Please give again every entry exactly as it appears, setting aside the pictures.

::: The input

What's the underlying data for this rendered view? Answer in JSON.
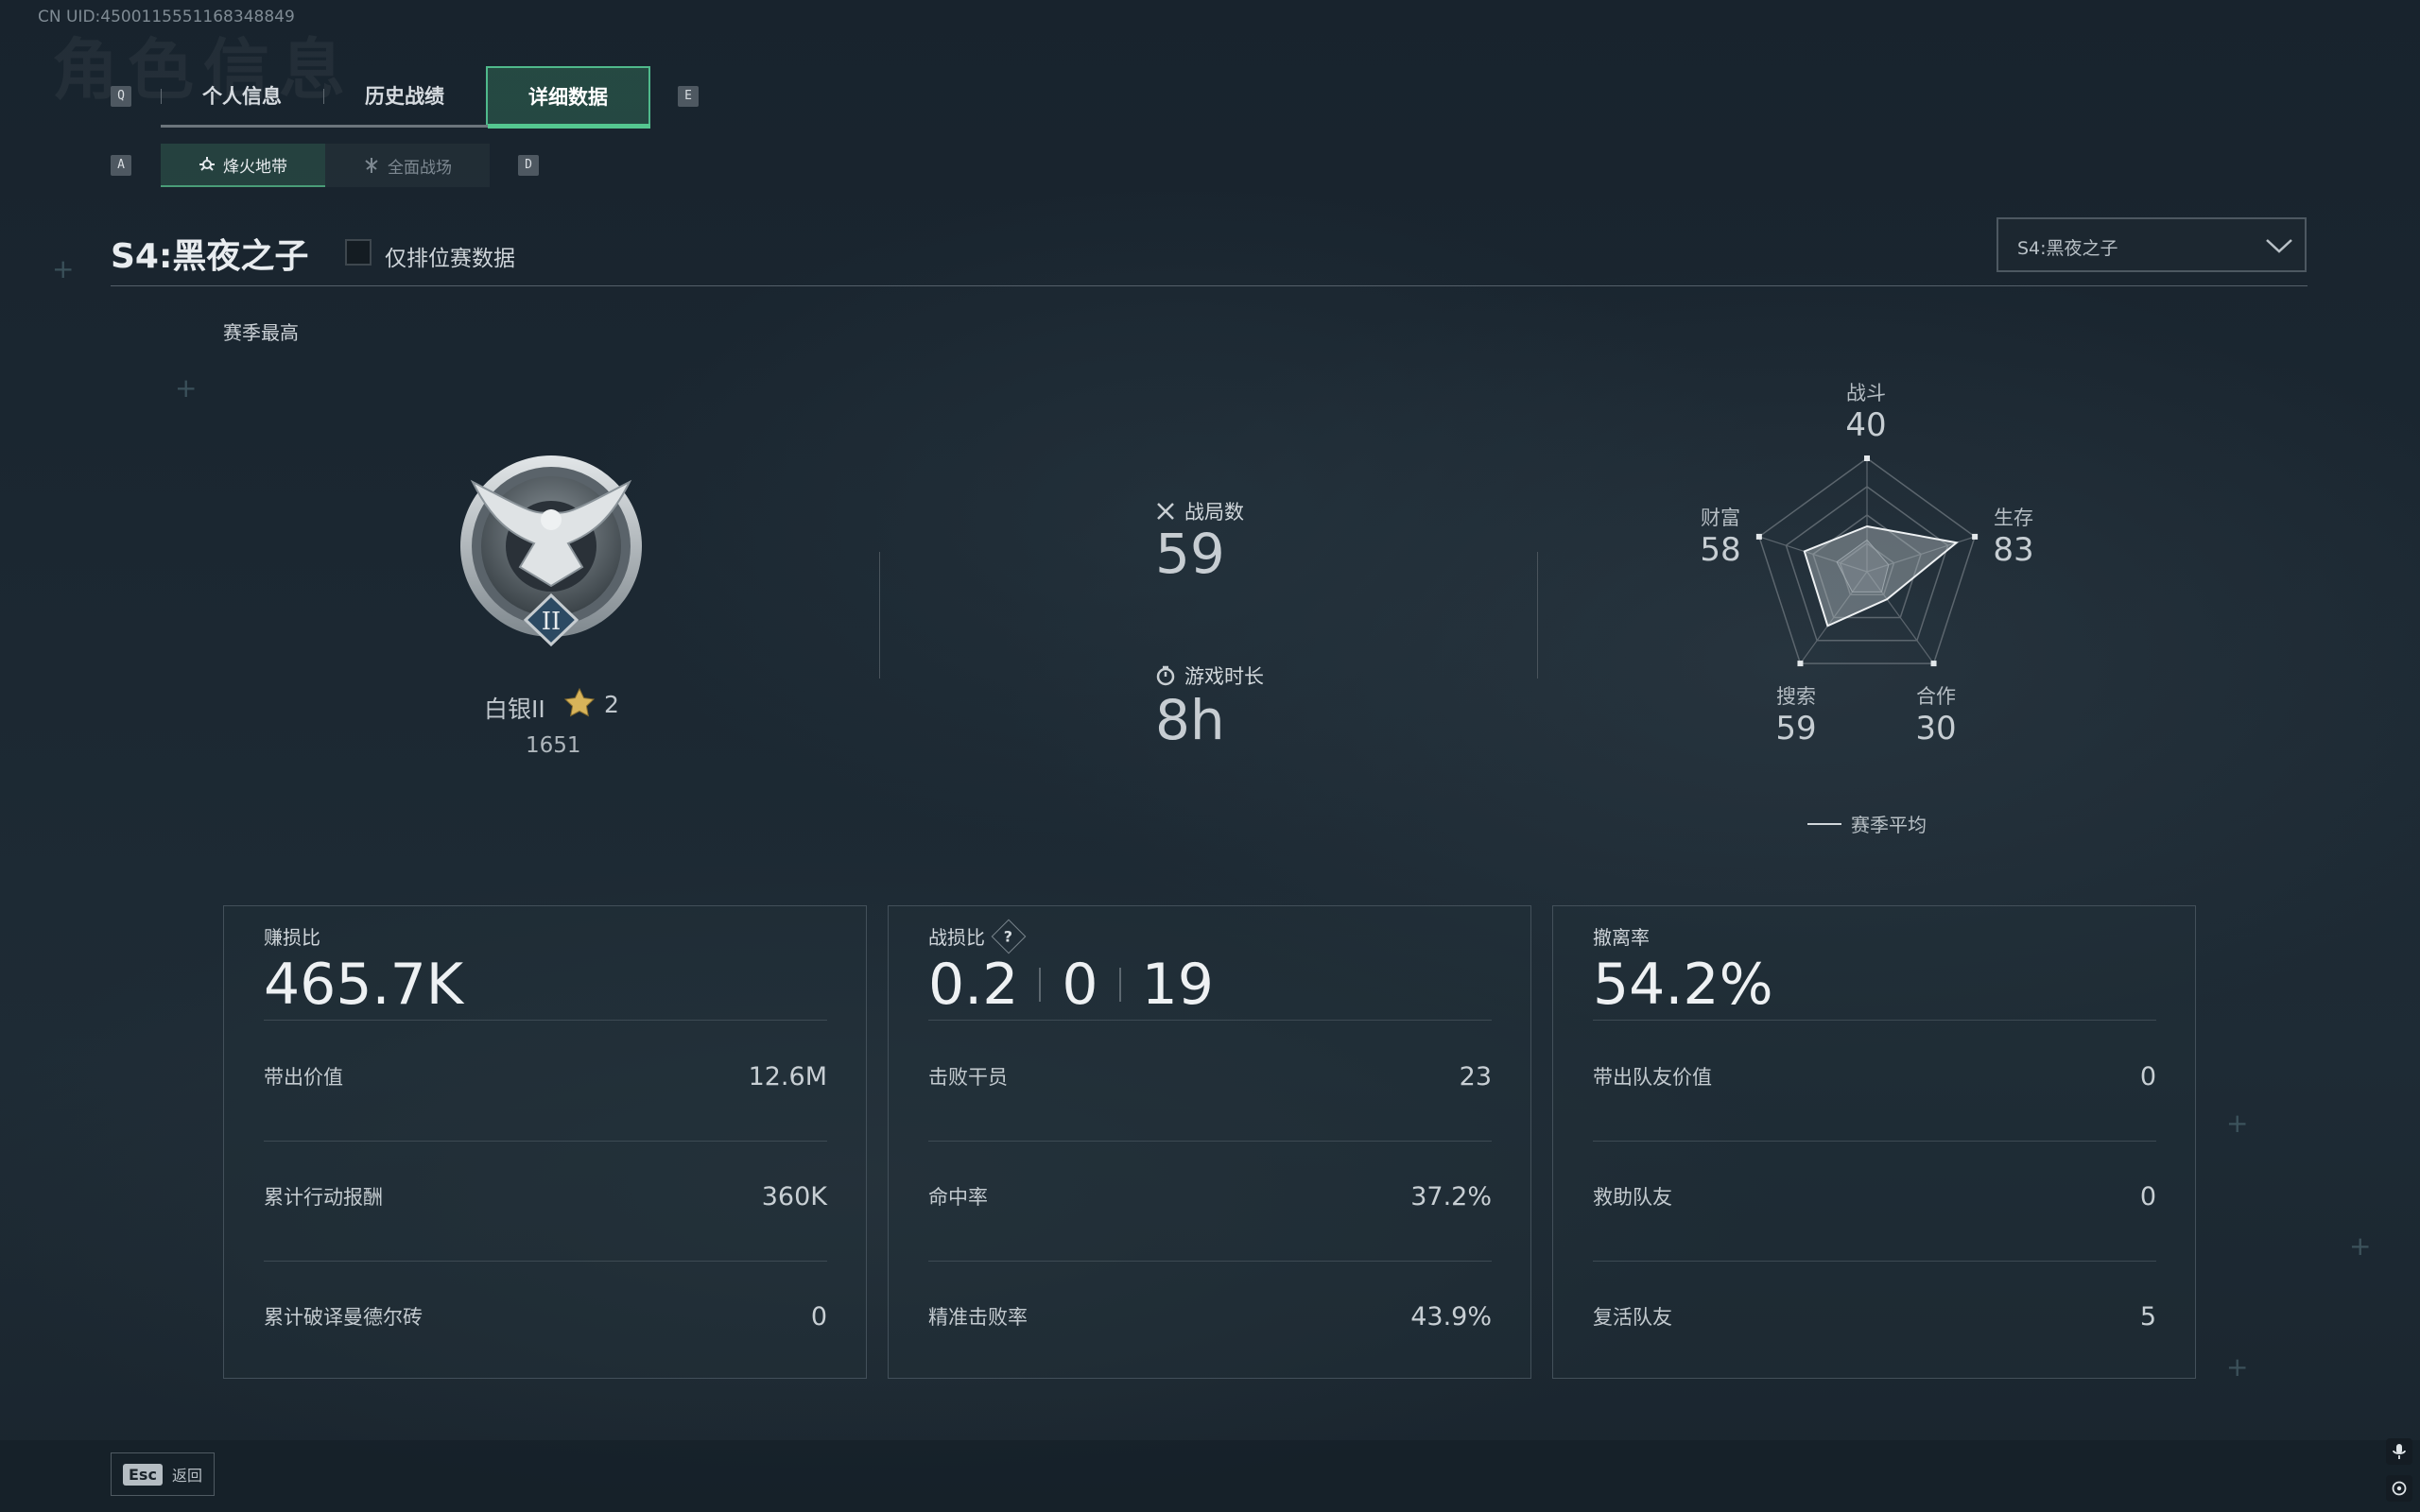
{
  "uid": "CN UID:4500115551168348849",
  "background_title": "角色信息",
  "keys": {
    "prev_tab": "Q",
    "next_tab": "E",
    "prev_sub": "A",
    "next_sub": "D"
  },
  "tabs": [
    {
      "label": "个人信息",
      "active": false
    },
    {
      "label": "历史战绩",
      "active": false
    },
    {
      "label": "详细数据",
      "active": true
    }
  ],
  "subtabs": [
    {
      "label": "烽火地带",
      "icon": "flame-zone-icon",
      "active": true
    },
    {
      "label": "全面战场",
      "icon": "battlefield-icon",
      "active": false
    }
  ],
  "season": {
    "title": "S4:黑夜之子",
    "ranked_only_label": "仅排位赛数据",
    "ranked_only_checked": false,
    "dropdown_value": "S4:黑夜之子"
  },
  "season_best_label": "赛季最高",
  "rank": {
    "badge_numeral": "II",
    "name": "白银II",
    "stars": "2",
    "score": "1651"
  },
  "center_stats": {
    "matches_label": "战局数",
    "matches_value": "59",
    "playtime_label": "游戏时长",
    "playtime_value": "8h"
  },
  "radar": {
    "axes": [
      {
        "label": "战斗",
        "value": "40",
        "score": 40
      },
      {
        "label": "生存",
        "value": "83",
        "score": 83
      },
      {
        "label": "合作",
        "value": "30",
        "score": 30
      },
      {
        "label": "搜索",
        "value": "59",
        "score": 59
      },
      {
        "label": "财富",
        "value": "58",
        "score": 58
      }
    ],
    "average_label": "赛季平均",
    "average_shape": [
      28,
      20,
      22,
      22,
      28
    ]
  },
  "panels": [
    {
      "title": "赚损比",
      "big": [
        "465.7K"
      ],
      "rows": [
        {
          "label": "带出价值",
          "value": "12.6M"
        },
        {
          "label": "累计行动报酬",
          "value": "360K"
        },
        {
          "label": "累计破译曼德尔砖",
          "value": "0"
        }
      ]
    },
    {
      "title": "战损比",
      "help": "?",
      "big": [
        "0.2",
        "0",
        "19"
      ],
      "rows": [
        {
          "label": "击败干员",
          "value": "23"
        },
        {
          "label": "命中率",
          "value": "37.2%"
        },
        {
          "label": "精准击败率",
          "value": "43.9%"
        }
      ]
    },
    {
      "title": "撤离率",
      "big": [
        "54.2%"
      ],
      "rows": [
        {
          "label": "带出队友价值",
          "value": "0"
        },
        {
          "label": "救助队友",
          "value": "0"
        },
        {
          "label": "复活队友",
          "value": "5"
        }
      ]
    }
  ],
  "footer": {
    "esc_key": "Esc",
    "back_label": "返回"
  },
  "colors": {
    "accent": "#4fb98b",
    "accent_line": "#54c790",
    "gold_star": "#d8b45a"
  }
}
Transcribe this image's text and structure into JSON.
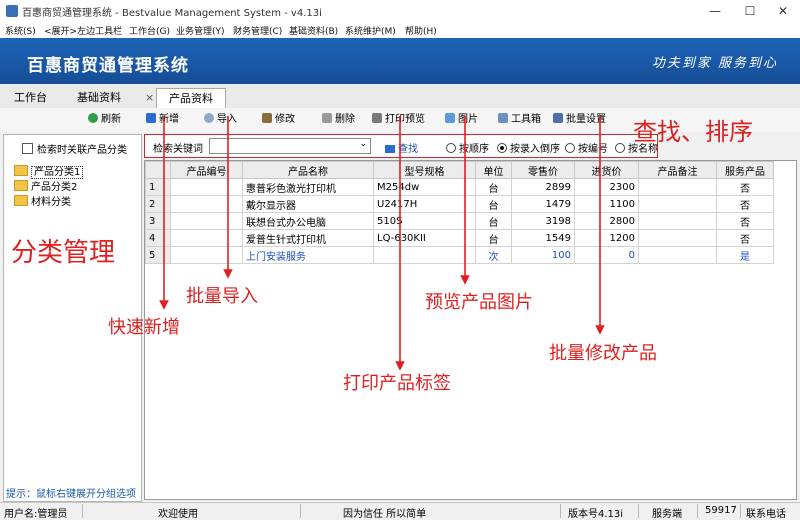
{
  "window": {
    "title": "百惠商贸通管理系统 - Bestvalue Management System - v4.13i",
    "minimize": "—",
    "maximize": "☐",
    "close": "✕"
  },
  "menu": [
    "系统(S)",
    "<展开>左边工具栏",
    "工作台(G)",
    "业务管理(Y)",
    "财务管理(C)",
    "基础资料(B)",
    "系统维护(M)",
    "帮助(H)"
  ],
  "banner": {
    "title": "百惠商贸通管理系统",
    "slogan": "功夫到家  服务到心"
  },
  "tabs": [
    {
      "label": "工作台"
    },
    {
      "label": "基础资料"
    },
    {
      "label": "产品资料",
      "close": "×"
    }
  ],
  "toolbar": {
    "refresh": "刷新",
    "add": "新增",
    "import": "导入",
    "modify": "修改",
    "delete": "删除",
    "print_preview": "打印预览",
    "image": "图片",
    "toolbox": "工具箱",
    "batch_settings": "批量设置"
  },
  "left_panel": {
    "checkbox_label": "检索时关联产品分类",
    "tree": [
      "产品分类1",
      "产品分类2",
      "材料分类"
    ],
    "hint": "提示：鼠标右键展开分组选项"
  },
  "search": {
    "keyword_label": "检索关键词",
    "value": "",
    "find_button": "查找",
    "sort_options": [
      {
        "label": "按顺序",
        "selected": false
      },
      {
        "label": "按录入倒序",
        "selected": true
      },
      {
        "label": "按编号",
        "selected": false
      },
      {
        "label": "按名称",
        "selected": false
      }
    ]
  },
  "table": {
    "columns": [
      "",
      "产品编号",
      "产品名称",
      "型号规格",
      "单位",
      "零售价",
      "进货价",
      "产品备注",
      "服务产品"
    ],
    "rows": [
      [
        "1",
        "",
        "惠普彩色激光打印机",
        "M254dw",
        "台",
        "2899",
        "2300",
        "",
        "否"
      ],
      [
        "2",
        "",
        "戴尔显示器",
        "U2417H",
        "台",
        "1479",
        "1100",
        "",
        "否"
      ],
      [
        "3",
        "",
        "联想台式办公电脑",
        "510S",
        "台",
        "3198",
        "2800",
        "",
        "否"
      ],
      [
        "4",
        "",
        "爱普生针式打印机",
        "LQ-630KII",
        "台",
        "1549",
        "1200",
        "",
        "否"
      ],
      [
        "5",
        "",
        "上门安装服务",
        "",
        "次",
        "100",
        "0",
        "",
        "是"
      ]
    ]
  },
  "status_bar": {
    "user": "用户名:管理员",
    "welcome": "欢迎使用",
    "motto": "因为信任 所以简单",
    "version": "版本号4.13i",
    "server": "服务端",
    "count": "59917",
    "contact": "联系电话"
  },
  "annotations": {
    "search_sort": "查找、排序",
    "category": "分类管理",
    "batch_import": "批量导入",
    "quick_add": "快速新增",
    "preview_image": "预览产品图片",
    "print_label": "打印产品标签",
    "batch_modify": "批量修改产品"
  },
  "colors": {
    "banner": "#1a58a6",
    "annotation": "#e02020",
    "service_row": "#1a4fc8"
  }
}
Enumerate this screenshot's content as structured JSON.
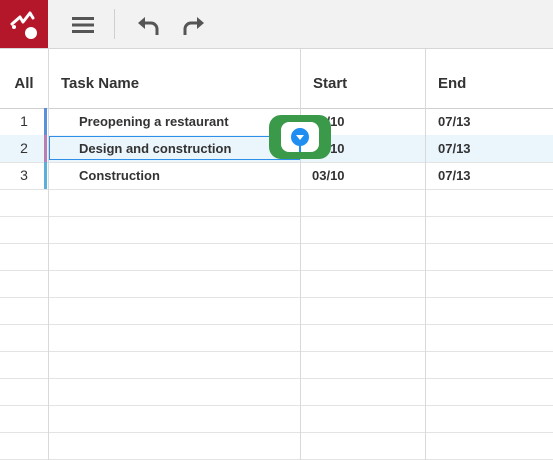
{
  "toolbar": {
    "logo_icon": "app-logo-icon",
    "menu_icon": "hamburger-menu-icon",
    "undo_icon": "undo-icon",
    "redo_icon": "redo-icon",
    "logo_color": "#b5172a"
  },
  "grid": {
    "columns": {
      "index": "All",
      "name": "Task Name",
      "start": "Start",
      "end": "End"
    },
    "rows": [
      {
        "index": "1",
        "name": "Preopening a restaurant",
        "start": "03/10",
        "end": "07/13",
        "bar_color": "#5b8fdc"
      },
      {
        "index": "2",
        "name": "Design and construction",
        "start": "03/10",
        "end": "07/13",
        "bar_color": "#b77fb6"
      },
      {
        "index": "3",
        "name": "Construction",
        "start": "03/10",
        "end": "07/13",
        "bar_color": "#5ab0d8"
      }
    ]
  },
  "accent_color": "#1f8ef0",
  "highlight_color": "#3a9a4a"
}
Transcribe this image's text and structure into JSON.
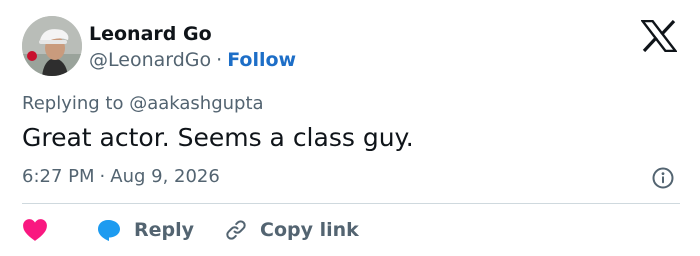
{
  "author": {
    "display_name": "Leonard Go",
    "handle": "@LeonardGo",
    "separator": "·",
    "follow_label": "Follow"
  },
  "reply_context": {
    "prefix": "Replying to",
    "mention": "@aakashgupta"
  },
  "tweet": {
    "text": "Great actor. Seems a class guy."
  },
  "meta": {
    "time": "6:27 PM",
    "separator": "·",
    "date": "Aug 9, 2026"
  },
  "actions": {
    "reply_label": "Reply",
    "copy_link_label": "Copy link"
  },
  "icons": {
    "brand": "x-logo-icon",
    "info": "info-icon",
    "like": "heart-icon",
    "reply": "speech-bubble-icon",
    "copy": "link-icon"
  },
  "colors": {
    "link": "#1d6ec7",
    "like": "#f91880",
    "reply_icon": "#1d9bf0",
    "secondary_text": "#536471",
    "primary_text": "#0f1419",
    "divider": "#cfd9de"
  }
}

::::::

» **Task output**:
What's the underlying data for this rendered view? Answer in JSON.
{
  "uid": "CN UID:4500115551168348849",
  "background_title": "角色信息",
  "keys": {
    "prev_tab": "Q",
    "next_tab": "E",
    "prev_sub": "A",
    "next_sub": "D"
  },
  "tabs": [
    {
      "label": "个人信息",
      "active": false
    },
    {
      "label": "历史战绩",
      "active": false
    },
    {
      "label": "详细数据",
      "active": true
    }
  ],
  "subtabs": [
    {
      "label": "烽火地带",
      "icon": "flame-zone-icon",
      "active": true
    },
    {
      "label": "全面战场",
      "icon": "battlefield-icon",
      "active": false
    }
  ],
  "season": {
    "title": "S4:黑夜之子",
    "ranked_only_label": "仅排位赛数据",
    "ranked_only_checked": false,
    "dropdown_value": "S4:黑夜之子"
  },
  "season_best_label": "赛季最高",
  "rank": {
    "badge_numeral": "II",
    "name": "白银II",
    "stars": "2",
    "score": "1651"
  },
  "center_stats": {
    "matches_label": "战局数",
    "matches_value": "59",
    "playtime_label": "游戏时长",
    "playtime_value": "8h"
  },
  "radar": {
    "axes": [
      {
        "label": "战斗",
        "value": "40",
        "score": 40
      },
      {
        "label": "生存",
        "value": "83",
        "score": 83
      },
      {
        "label": "合作",
        "value": "30",
        "score": 30
      },
      {
        "label": "搜索",
        "value": "59",
        "score": 59
      },
      {
        "label": "财富",
        "value": "58",
        "score": 58
      }
    ],
    "average_label": "赛季平均",
    "average_shape": [
      28,
      20,
      22,
      22,
      28
    ]
  },
  "panels": [
    {
      "title": "赚损比",
      "big": [
        "465.7K"
      ],
      "rows": [
        {
          "label": "带出价值",
          "value": "12.6M"
        },
        {
          "label": "累计行动报酬",
          "value": "360K"
        },
        {
          "label": "累计破译曼德尔砖",
          "value": "0"
        }
      ]
    },
    {
      "title": "战损比",
      "help": "?",
      "big": [
        "0.2",
        "0",
        "19"
      ],
      "rows": [
        {
          "label": "击败干员",
          "value": "23"
        },
        {
          "label": "命中率",
          "value": "37.2%"
        },
        {
          "label": "精准击败率",
          "value": "43.9%"
        }
      ]
    },
    {
      "title": "撤离率",
      "big": [
        "54.2%"
      ],
      "rows": [
        {
          "label": "带出队友价值",
          "value": "0"
        },
        {
          "label": "救助队友",
          "value": "0"
        },
        {
          "label": "复活队友",
          "value": "5"
        }
      ]
    }
  ],
  "footer": {
    "esc_key": "Esc",
    "back_label": "返回"
  },
  "colors": {
    "accent": "#4fb98b",
    "accent_line": "#54c790",
    "gold_star": "#d8b45a"
  }
}
Transcribe this image's text and structure into JSON.
{
  "window": {
    "title": "百惠商贸通管理系统 - Bestvalue Management System - v4.13i",
    "minimize": "—",
    "maximize": "☐",
    "close": "✕"
  },
  "menu": [
    "系统(S)",
    "<展开>左边工具栏",
    "工作台(G)",
    "业务管理(Y)",
    "财务管理(C)",
    "基础资料(B)",
    "系统维护(M)",
    "帮助(H)"
  ],
  "banner": {
    "title": "百惠商贸通管理系统",
    "slogan": "功夫到家  服务到心"
  },
  "tabs": [
    {
      "label": "工作台"
    },
    {
      "label": "基础资料"
    },
    {
      "label": "产品资料",
      "close": "×"
    }
  ],
  "toolbar": {
    "refresh": "刷新",
    "add": "新增",
    "import": "导入",
    "modify": "修改",
    "delete": "删除",
    "print_preview": "打印预览",
    "image": "图片",
    "toolbox": "工具箱",
    "batch_settings": "批量设置"
  },
  "left_panel": {
    "checkbox_label": "检索时关联产品分类",
    "tree": [
      "产品分类1",
      "产品分类2",
      "材料分类"
    ],
    "hint": "提示：鼠标右键展开分组选项"
  },
  "search": {
    "keyword_label": "检索关键词",
    "value": "",
    "find_button": "查找",
    "sort_options": [
      {
        "label": "按顺序",
        "selected": false
      },
      {
        "label": "按录入倒序",
        "selected": true
      },
      {
        "label": "按编号",
        "selected": false
      },
      {
        "label": "按名称",
        "selected": false
      }
    ]
  },
  "table": {
    "columns": [
      "",
      "产品编号",
      "产品名称",
      "型号规格",
      "单位",
      "零售价",
      "进货价",
      "产品备注",
      "服务产品"
    ],
    "rows": [
      [
        "1",
        "",
        "惠普彩色激光打印机",
        "M254dw",
        "台",
        "2899",
        "2300",
        "",
        "否"
      ],
      [
        "2",
        "",
        "戴尔显示器",
        "U2417H",
        "台",
        "1479",
        "1100",
        "",
        "否"
      ],
      [
        "3",
        "",
        "联想台式办公电脑",
        "510S",
        "台",
        "3198",
        "2800",
        "",
        "否"
      ],
      [
        "4",
        "",
        "爱普生针式打印机",
        "LQ-630KII",
        "台",
        "1549",
        "1200",
        "",
        "否"
      ],
      [
        "5",
        "",
        "上门安装服务",
        "",
        "次",
        "100",
        "0",
        "",
        "是"
      ]
    ]
  },
  "status_bar": {
    "user": "用户名:管理员",
    "welcome": "欢迎使用",
    "motto": "因为信任 所以简单",
    "version": "版本号4.13i",
    "server": "服务端",
    "count": "59917",
    "contact": "联系电话"
  },
  "annotations": {
    "search_sort": "查找、排序",
    "category": "分类管理",
    "batch_import": "批量导入",
    "quick_add": "快速新增",
    "preview_image": "预览产品图片",
    "print_label": "打印产品标签",
    "batch_modify": "批量修改产品"
  },
  "colors": {
    "banner": "#1a58a6",
    "annotation": "#e02020",
    "service_row": "#1a4fc8"
  }
}
Enumerate this screenshot's content as structured JSON.
{
  "toolbar": {
    "logo_icon": "app-logo-icon",
    "menu_icon": "hamburger-menu-icon",
    "undo_icon": "undo-icon",
    "redo_icon": "redo-icon",
    "logo_color": "#b5172a"
  },
  "grid": {
    "columns": {
      "index": "All",
      "name": "Task Name",
      "start": "Start",
      "end": "End"
    },
    "rows": [
      {
        "index": "1",
        "name": "Preopening a restaurant",
        "start": "03/10",
        "end": "07/13",
        "bar_color": "#5b8fdc"
      },
      {
        "index": "2",
        "name": "Design and construction",
        "start": "03/10",
        "end": "07/13",
        "bar_color": "#b77fb6"
      },
      {
        "index": "3",
        "name": "Construction",
        "start": "03/10",
        "end": "07/13",
        "bar_color": "#5ab0d8"
      }
    ]
  },
  "accent_color": "#1f8ef0",
  "highlight_color": "#3a9a4a"
}
Transcribe this image's text and structure into JSON.
{
  "author": {
    "display_name": "Leonard Go",
    "handle": "@LeonardGo",
    "separator": "·",
    "follow_label": "Follow"
  },
  "reply_context": {
    "prefix": "Replying to",
    "mention": "@aakashgupta"
  },
  "tweet": {
    "text": "Great actor. Seems a class guy."
  },
  "meta": {
    "time": "6:27 PM",
    "separator": "·",
    "date": "Aug 9, 2026"
  },
  "actions": {
    "reply_label": "Reply",
    "copy_link_label": "Copy link"
  },
  "icons": {
    "brand": "x-logo-icon",
    "info": "info-icon",
    "like": "heart-icon",
    "reply": "speech-bubble-icon",
    "copy": "link-icon"
  },
  "colors": {
    "link": "#1d6ec7",
    "like": "#f91880",
    "reply_icon": "#1d9bf0",
    "secondary_text": "#536471",
    "primary_text": "#0f1419",
    "divider": "#cfd9de"
  }
}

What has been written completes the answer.